That luck didn’t hold. The next day, Mack set out for Wake Island. Soon, his artificial horizon—an instrument that tracks the airplane’s orientation to the earth’s horizon—failed, and even after he spent ten and a half hours using other instruments to keep the plane level, the tiny atoll was nowhere in sight. “It was then that I thought for the first time of Amelia Earhart’s disappearance near this same area of the Pacific,” he recalled. “I could hear other airplanes calling to me by radio, but I could not get through to them—and I couldn’t find the tiny island. I never felt so lonely in my life.” After another torturous 30 minutes, Wake came into view. Mack pointed the movie camera out the window as he circled before landing—grateful to be alive.

The rest of the trans-Pacific leg was exacting but uneventful: Midway, then Hawaii, where he stayed for a week for repairs and well-deserved rest. On January 21, after flying 2,400 miles from Hawaii, Mack landed in San Francisco—completing the world’s first solo crossing of the Pacific in a light plane. After stops in Tucson and Dallas, he returned to Springfield on January 27, 1952. He had flown 33,000 miles, and visited 45 cities and 35 countries. This time, Stevenson, Hobbs and Mack’s parents awaited him—along with 10,000 joyful citizens. Mack returned the airplane to the Smithsonian and himself to Congress, where he served until early 1963.

Mack himself could be surprisingly diffident, especially by the standards of a politician, and he never really exploited the trip for personal gain. He wrote two articles about the adventure and gave a few talks, but he sought no further publicity or notice. As his daughter Melampy told me, “Once he had done something, he moved on.” Put a different way, “He was a workhorse, not a show horse,” says Congresswoman Nikki Budzinski, who represents Mack’s Springfield area today.

Reflecting later on what he’d accomplished in his article for Collier’s, Mack recorded how the long hours in the air had given him a new perspective—and hopes for peace. “From where I sat, I could see no international boundaries and no squabbles among nations,” he wrote. “During those lonely hours, I thought more and more of peace and of the folly of man fighting man, and wherever I went I found people echoing my sentiments.”
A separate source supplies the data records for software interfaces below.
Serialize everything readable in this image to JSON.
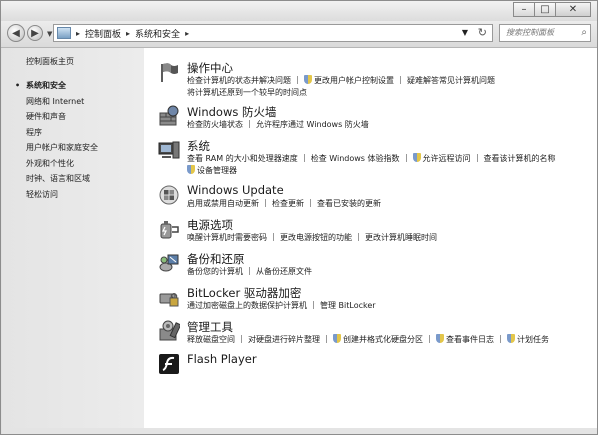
{
  "window": {
    "minimize": "–",
    "maximize": "□",
    "close": "✕"
  },
  "nav": {
    "back": "◀",
    "forward": "▶",
    "breadcrumb": [
      "控制面板",
      "系统和安全"
    ],
    "search_placeholder": "搜索控制面板",
    "refresh": "↻"
  },
  "sidebar": {
    "home": "控制面板主页",
    "items": [
      {
        "label": "系统和安全",
        "selected": true
      },
      {
        "label": "网络和 Internet"
      },
      {
        "label": "硬件和声音"
      },
      {
        "label": "程序"
      },
      {
        "label": "用户帐户和家庭安全"
      },
      {
        "label": "外观和个性化"
      },
      {
        "label": "时钟、语言和区域"
      },
      {
        "label": "轻松访问"
      }
    ]
  },
  "categories": [
    {
      "title": "操作中心",
      "icon": "flag-icon",
      "links": [
        [
          "检查计算机的状态并解决问题",
          "|",
          "!更改用户帐户控制设置",
          "|",
          "疑难解答常见计算机问题"
        ],
        [
          "将计算机还原到一个较早的时间点"
        ]
      ]
    },
    {
      "title": "Windows 防火墙",
      "icon": "firewall-icon",
      "links": [
        [
          "检查防火墙状态",
          "|",
          "允许程序通过 Windows 防火墙"
        ]
      ]
    },
    {
      "title": "系统",
      "icon": "computer-icon",
      "links": [
        [
          "查看 RAM 的大小和处理器速度",
          "|",
          "检查 Windows 体验指数",
          "|",
          "!允许远程访问",
          "|",
          "查看该计算机的名称"
        ],
        [
          "!设备管理器"
        ]
      ]
    },
    {
      "title": "Windows Update",
      "icon": "windows-update-icon",
      "links": [
        [
          "启用或禁用自动更新",
          "|",
          "检查更新",
          "|",
          "查看已安装的更新"
        ]
      ]
    },
    {
      "title": "电源选项",
      "icon": "power-icon",
      "links": [
        [
          "唤醒计算机时需要密码",
          "|",
          "更改电源按钮的功能",
          "|",
          "更改计算机睡眠时间"
        ]
      ]
    },
    {
      "title": "备份和还原",
      "icon": "backup-icon",
      "links": [
        [
          "备份您的计算机",
          "|",
          "从备份还原文件"
        ]
      ]
    },
    {
      "title": "BitLocker 驱动器加密",
      "icon": "bitlocker-icon",
      "links": [
        [
          "通过加密磁盘上的数据保护计算机",
          "|",
          "管理 BitLocker"
        ]
      ]
    },
    {
      "title": "管理工具",
      "icon": "admin-tools-icon",
      "links": [
        [
          "释放磁盘空间",
          "|",
          "对硬盘进行碎片整理",
          "|",
          "!创建并格式化硬盘分区",
          "|",
          "!查看事件日志",
          "|",
          "!计划任务"
        ]
      ]
    },
    {
      "title": "Flash Player",
      "icon": "flash-icon",
      "links": []
    }
  ]
}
Get the latest History stories in your inbox?

Click to visit our Privacy Statement.